The purpose of many multi-country studies is to help brand managers tailor their marketing strategies to the unique conditions of local markets. This requires the researcher to design and field survey instruments that yield consistent and comparable measurements of behavior and attitudes across markets. Properly done, the process will account for varying local conditions, and may even yield valuable market intelligence about a country. The following are some issues to consider in fielding a study in multiple countries and languages.
Some questions are impossible to ask. Different cultures may find it difficult or even impossible to relate to some concepts. This is illustrated by a company that wanted to test awareness of canned frosting in a multi-country study. Well known in the West, canned frosting is virtually unheard of in mainland China, where baking cakes is rare. Moreover, in China, the word “cake” implies a food not exclusively associated with dessert. While it is technically possible to translate the words, they make little sense to Chinese consumers. Ultimately, this product was dropped from the Chinese language translations. But this issue resulted in a useful piece of market intelligence for management.
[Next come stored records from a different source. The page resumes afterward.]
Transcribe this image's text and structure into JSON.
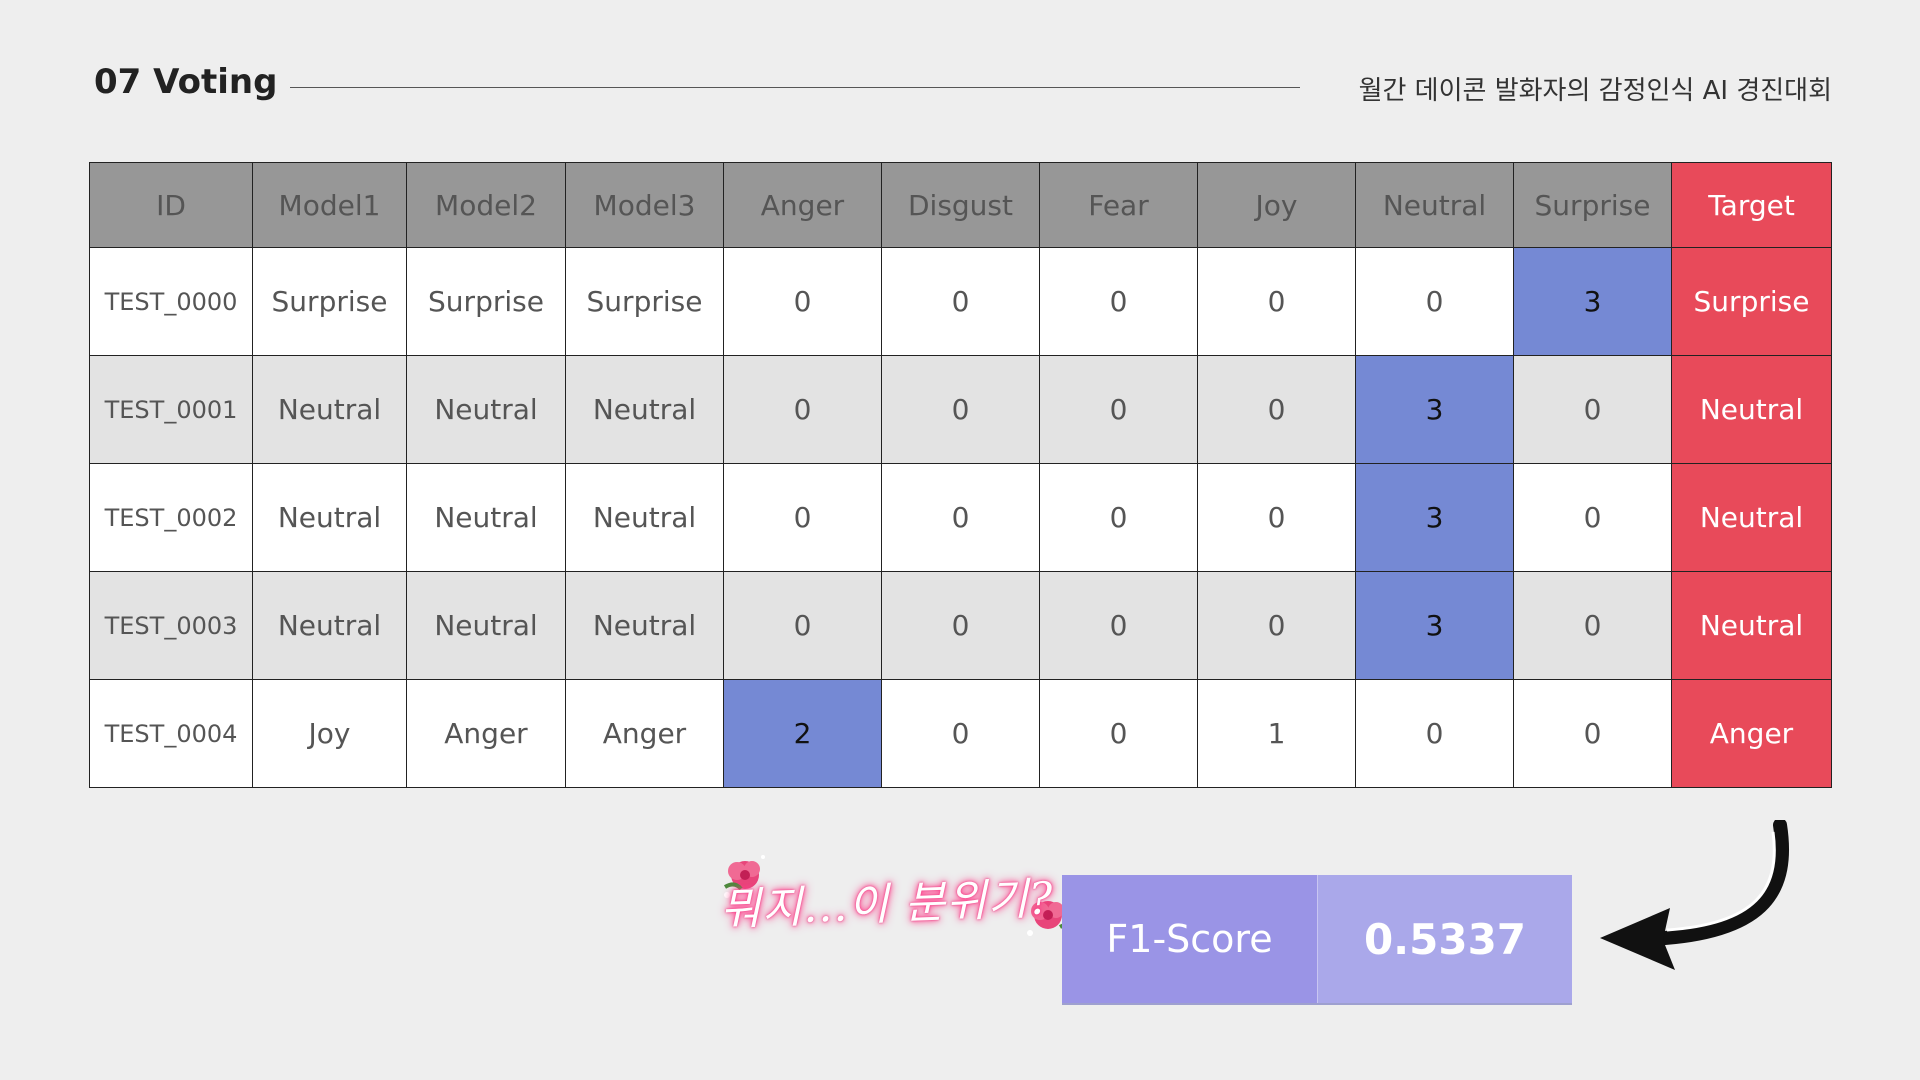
{
  "header": {
    "title": "07 Voting",
    "subtitle": "월간 데이콘 발화자의 감정인식 AI 경진대회"
  },
  "table": {
    "columns": [
      "ID",
      "Model1",
      "Model2",
      "Model3",
      "Anger",
      "Disgust",
      "Fear",
      "Joy",
      "Neutral",
      "Surprise",
      "Target"
    ],
    "rows": [
      [
        "TEST_0000",
        "Surprise",
        "Surprise",
        "Surprise",
        "0",
        "0",
        "0",
        "0",
        "0",
        "3",
        "Surprise"
      ],
      [
        "TEST_0001",
        "Neutral",
        "Neutral",
        "Neutral",
        "0",
        "0",
        "0",
        "0",
        "3",
        "0",
        "Neutral"
      ],
      [
        "TEST_0002",
        "Neutral",
        "Neutral",
        "Neutral",
        "0",
        "0",
        "0",
        "0",
        "3",
        "0",
        "Neutral"
      ],
      [
        "TEST_0003",
        "Neutral",
        "Neutral",
        "Neutral",
        "0",
        "0",
        "0",
        "0",
        "3",
        "0",
        "Neutral"
      ],
      [
        "TEST_0004",
        "Joy",
        "Anger",
        "Anger",
        "2",
        "0",
        "0",
        "1",
        "0",
        "0",
        "Anger"
      ]
    ],
    "highlight_color": "#7589d4",
    "target_color": "#e84a5a"
  },
  "tagline": "뭐지...이 분위기?",
  "score": {
    "label": "F1-Score",
    "value": "0.5337"
  },
  "icons": [
    "rose-icon",
    "curved-arrow-icon"
  ]
}
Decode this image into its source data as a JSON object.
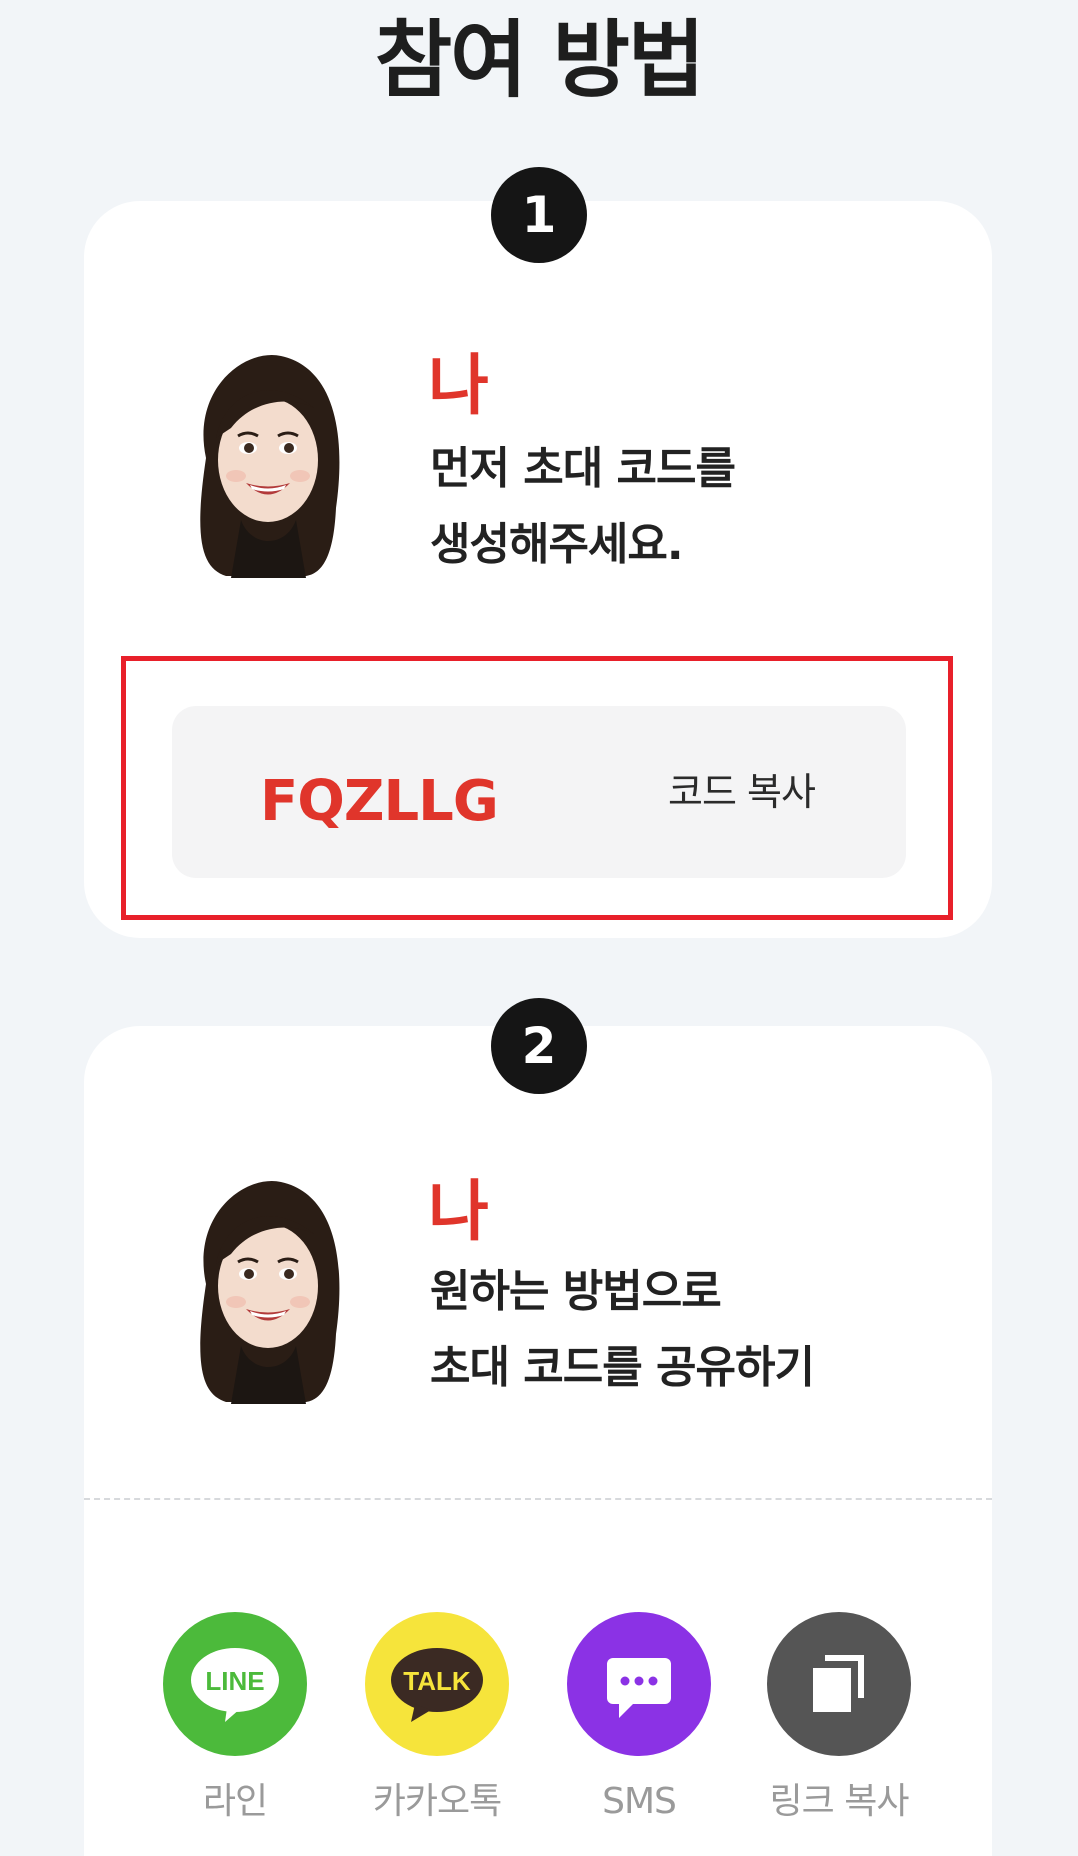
{
  "page": {
    "title": "참여 방법"
  },
  "step1": {
    "number": "1",
    "who": "나",
    "description_line1": "먼저 초대 코드를",
    "description_line2": "생성해주세요.",
    "code": "FQZLLG",
    "copy_label": "코드 복사"
  },
  "step2": {
    "number": "2",
    "who": "나",
    "description_line1": "원하는 방법으로",
    "description_line2": "초대 코드를 공유하기"
  },
  "share": {
    "line": {
      "icon": "line-icon",
      "icon_text": "LINE",
      "label": "라인"
    },
    "kakao": {
      "icon": "kakaotalk-icon",
      "icon_text": "TALK",
      "label": "카카오톡"
    },
    "sms": {
      "icon": "sms-icon",
      "label": "SMS"
    },
    "link": {
      "icon": "copy-link-icon",
      "label": "링크 복사"
    }
  },
  "colors": {
    "accent_red": "#e0352b",
    "highlight_border": "#e8202a",
    "line_green": "#4cba3b",
    "kakao_yellow": "#f6e43b",
    "sms_purple": "#8b32e5",
    "link_gray": "#555555"
  }
}
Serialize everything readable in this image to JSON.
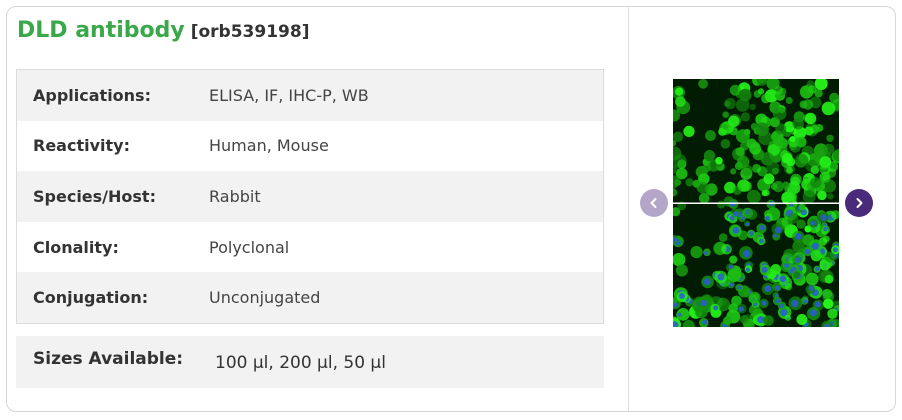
{
  "product": {
    "name": "DLD antibody",
    "catalog_number": "[orb539198]"
  },
  "specs": [
    {
      "label": "Applications:",
      "value": "ELISA,  IF,  IHC-P,  WB"
    },
    {
      "label": "Reactivity:",
      "value": "Human, Mouse"
    },
    {
      "label": "Species/Host:",
      "value": "Rabbit"
    },
    {
      "label": "Clonality:",
      "value": "Polyclonal"
    },
    {
      "label": "Conjugation:",
      "value": "Unconjugated"
    }
  ],
  "sizes": {
    "label": "Sizes Available:",
    "value": "100 µl, 200 µl, 50 µl"
  },
  "carousel": {
    "prev_icon": "chevron-left-icon",
    "next_icon": "chevron-right-icon"
  },
  "colors": {
    "title_green": "#3aa84a",
    "row_alt": "#f2f2f2",
    "nav_prev": "#b3a6c9",
    "nav_next": "#4a2a7a"
  }
}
Some questions are inappropriate to ask. Another caveat is that in different parts of the world certain topics (often of a political or social nature) are considered taboo altogether. For example, questions on gambling, sexuality or finances can be problematic in many cultures. Host governments in certain countries may be offended by topics that are viewed as critical of the regime or society.
It is key to maintain a constructive dialog with the local field center. Local overseas field offices are the researcher’s eyes and ears on the ground. A good working relationship with competent professionals can spot significant translation and cultural anomalies early on in the process. We also need to be sensitive in how we manage those relationships. If we make research colleagues in other countries feel defensive, especially if they are culturally inclined to hide bad news, they will withhold their concerns, causing more serious problems later. Our client’s local office may also be able to provide valuable input. In the cake frosting example, the researcher in China raised the issue, but the local office helped dispel skepticism by headquarters staff.
Proper translation is the backbone of a successful multilingual survey. A proofread of the original translation by a qualified native speaker in the country can prove to be an important investment in quality. In the cake frosting example, the standard verification method would not have been sufficient – to have “back-translated” (that is, re-translate the Chinese characters back to English to see if the word and spirit match the English original), the mistaken canned frosting phrase might easily have passed the English test. Yet we would have been blind to the fact that it failed the test in Chinese.
Proofreading also lends greater integrity to other parts of the translated survey such as scales and instructions. For example, the term “strongly agree” would translate literally between Spanish and English, but would be awkward in Spanish.
As a provider of global research, our job goes beyond designing studies and analyzing the results. We also need to guide our clients how to adapt to diverse cultures and languages, and offer extra learning that comes out of that process.